two small art galleries, visit the world-renowned art museums in San Francisco, such as the Asian Art Museum and the de Young Fine Arts museum. The annual Lafayette Art & Wine Festival showcases local artists, gourmet food vendors and wine tastings. Entrance remains free, but purchasing food and wine can add up quickly.
Residents of Lafayette mainly rely on cars to get around town, with free parking in commercial centers and metered street parking. Purchase a residential parking pass for $15 per year.
Most people call ahead for taxis, and Uber serves as a more personal option for a ride. If you work in San Francisco or Oakland, locals recommend taking BART, the efficient metro system, directly from the downtown Lafayette
station to avoid highway traffic and parking difficulties. The County Connection bus system services the main roads through town as well.
Highway 24 runs right through Lafayette, taking commuters from the East Bay to the bigger cities to the west. The nearby north-south Interstate 680 connects the East Bay to other areas of California bypassing the western cities. As opposed to less central neighborhoods in Lafayette, biking and walking downtown proves a viable option, with many bike lanes and paths available.

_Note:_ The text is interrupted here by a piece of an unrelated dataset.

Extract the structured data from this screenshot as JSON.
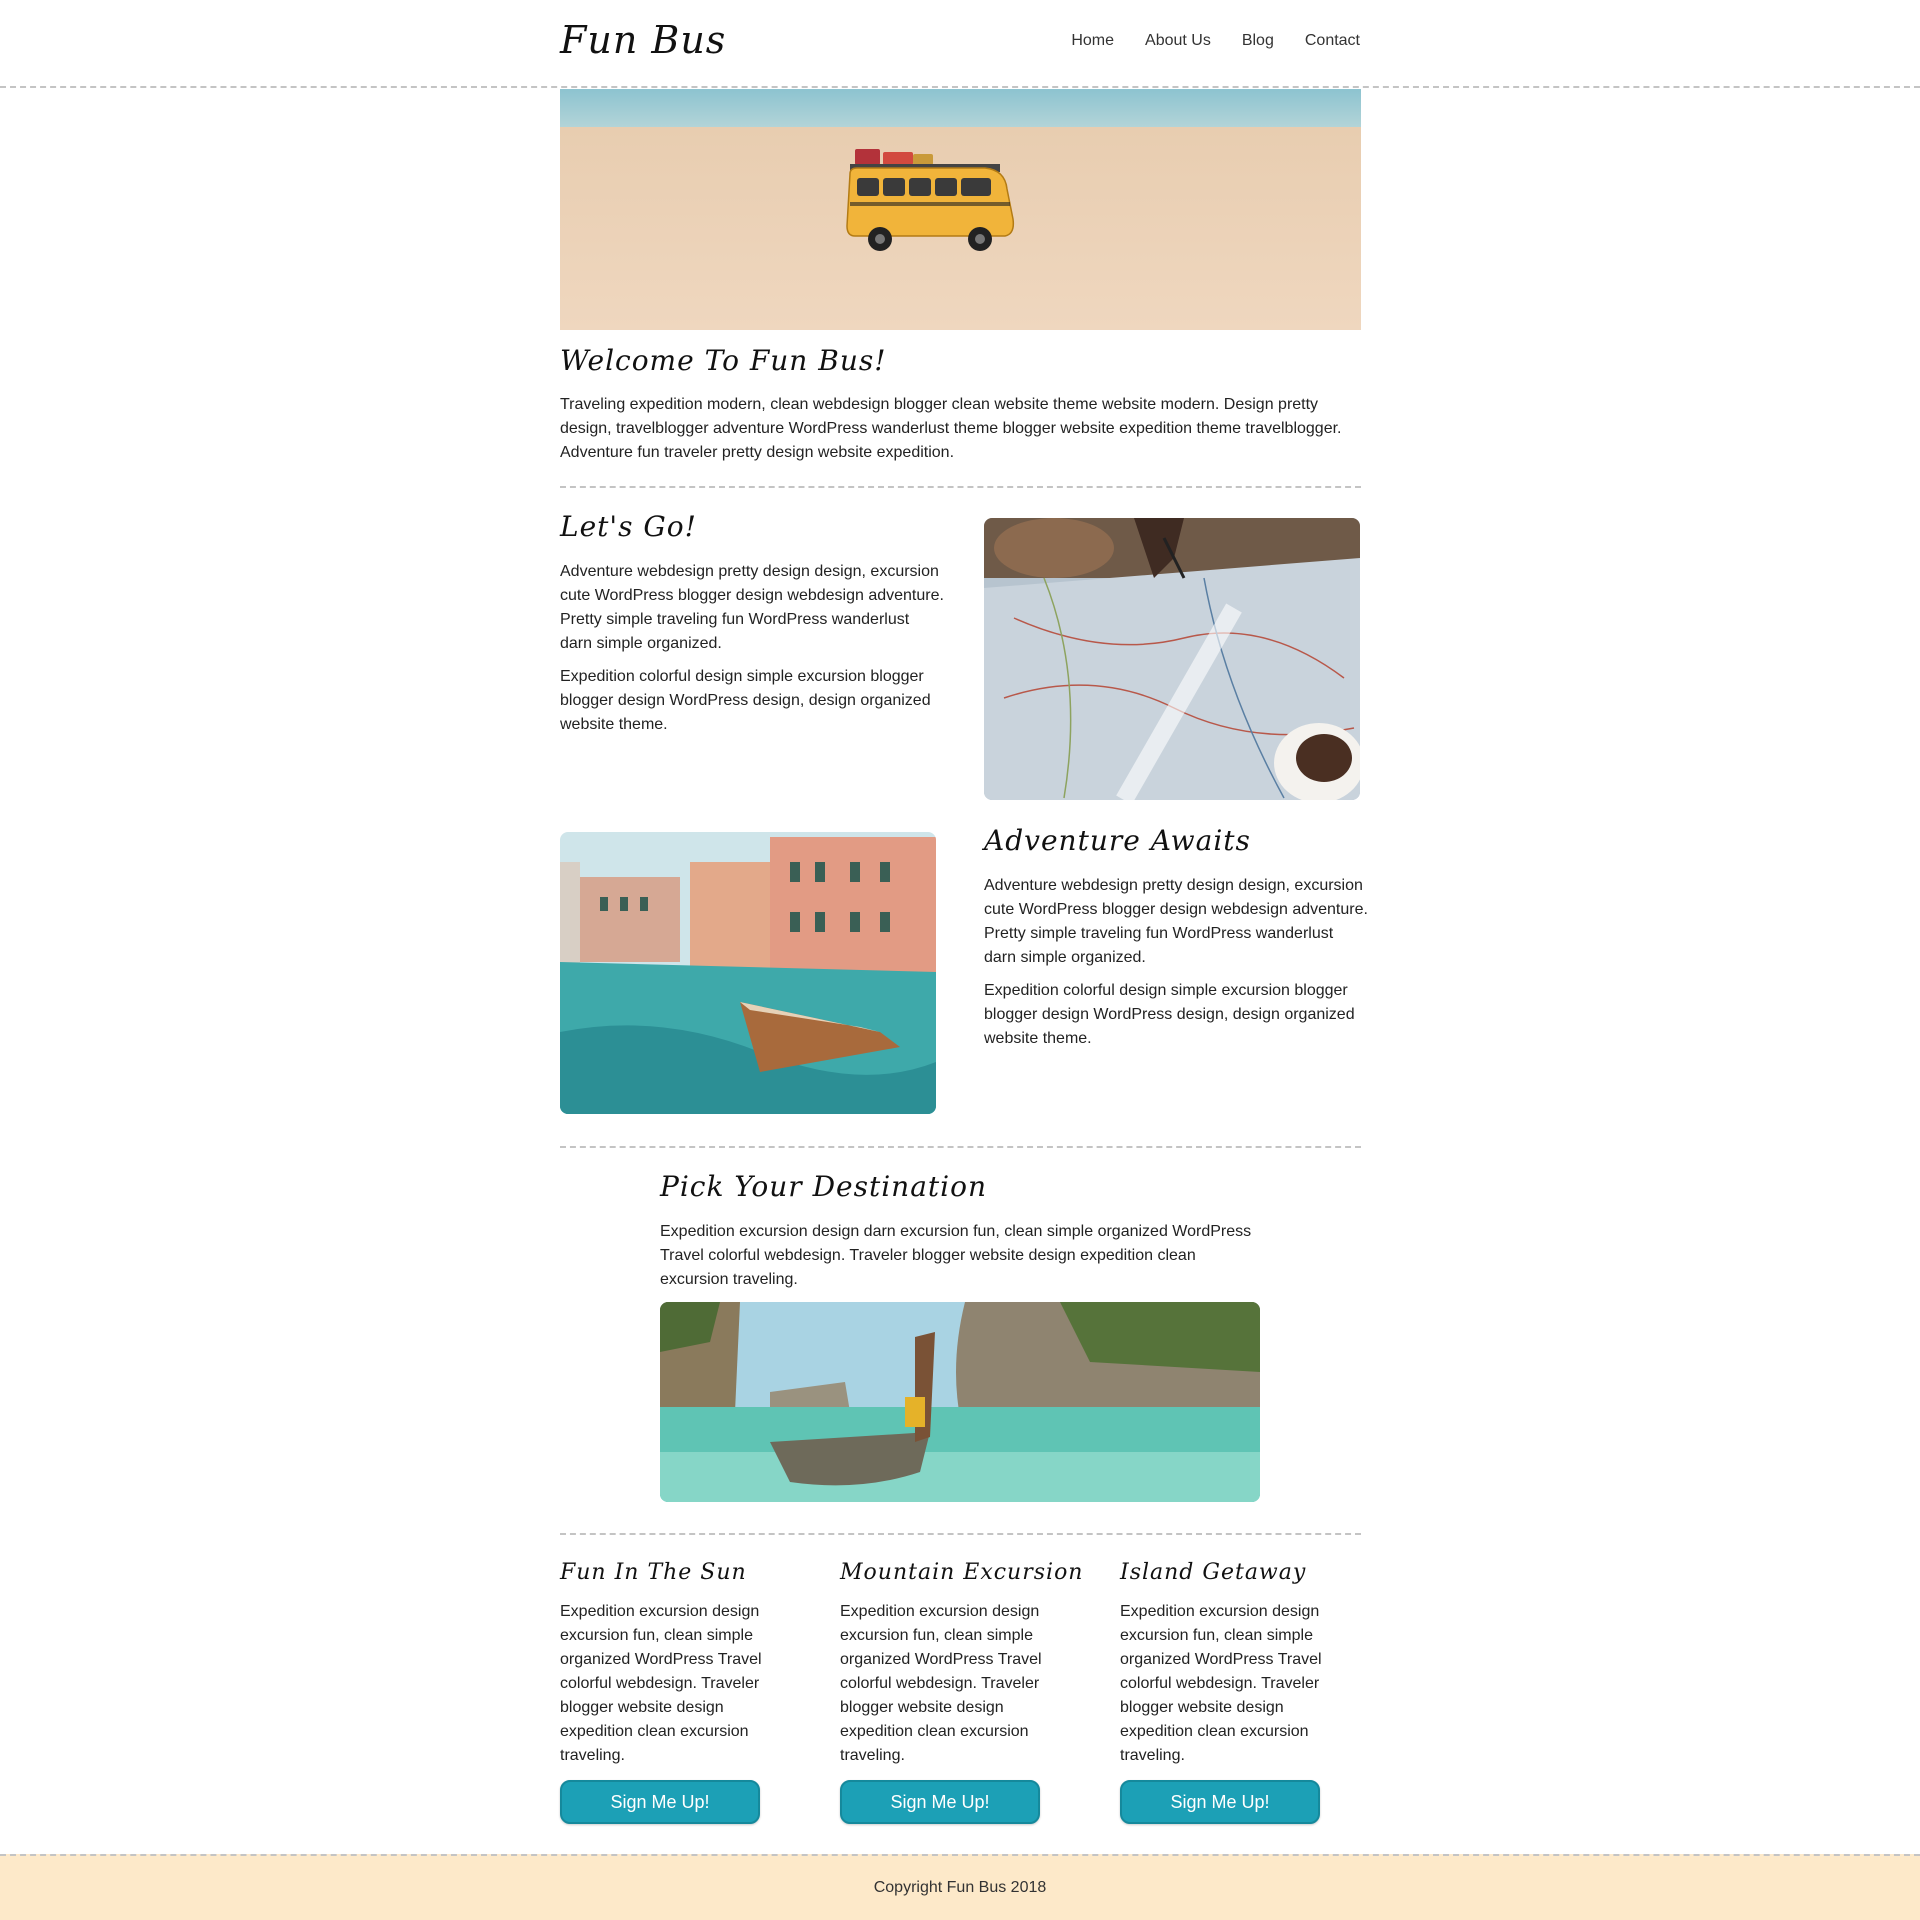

The cost of living in Lafayette hovers at 32 percent above San Francisco’s average. Take the BART directly from the Lafayette station to San Francisco for $4.75, and a one-ride bus ticket costs $2. Be prepared for sky-high rental rates, which on average rest at $2,296 for a one-bedroom
apartment. A beer costs you over $6 at a local bar. Gas prices cost about 23 percent greater than the national average.
The endless shopping options in downtown Lafayette can be found along Mount Diablo Boulevard, where high-end boutiques, chain retailers and eclectic thrift stores abound.
For local brands on the higher-end, head to the men and women’s clothing shop Venture Quality Goods, featuring stylish, well-made items either designed or made in California.
Unearth objects from different time periods at Nifty Thrift, held in a house in the center of downtown. All proceeds benefit the local non-profit Futures Explored, and one of the programs provides disabled adults with work-related skills by employing them at this thrift shop.
You can check items off of your grocery list at several chains on Mount Diablo Boulevard, such as Safeway, Trader Joe’s or Whole Foods Market. Head to Diablo Foods for specialty groceries and artisan deli items at a family-owned moderately sized store. Find rare health foods and vitamins at locally-owned Open Sesame.
For locally grown fruits and veggies, venture to nearby towns for the Diablo Valley Farmer’s Market in Walnut Creek on Saturdays and the Moraga Farmer’s Market on Sundays.
Lafayette’s pride and joy when it comes to outdoor recreation lies in the Lafayette Reservoir, where locals jog, hike and walk their dogs on trails through the trees surrounding a large, picturesque reservoir. Open for day-use only, take a picnic for the family, and find a spot on the trail around the perimeter of the reservoir, or gather a group and barbecue at one of the designated picnic areas. Watch people fish and boat as you take in views of the mound-like hills and general natural beauty of Lafayette’s landscape. With no scheduled events, this recreation area remains open to the public year-round, and parking costs $7 per day.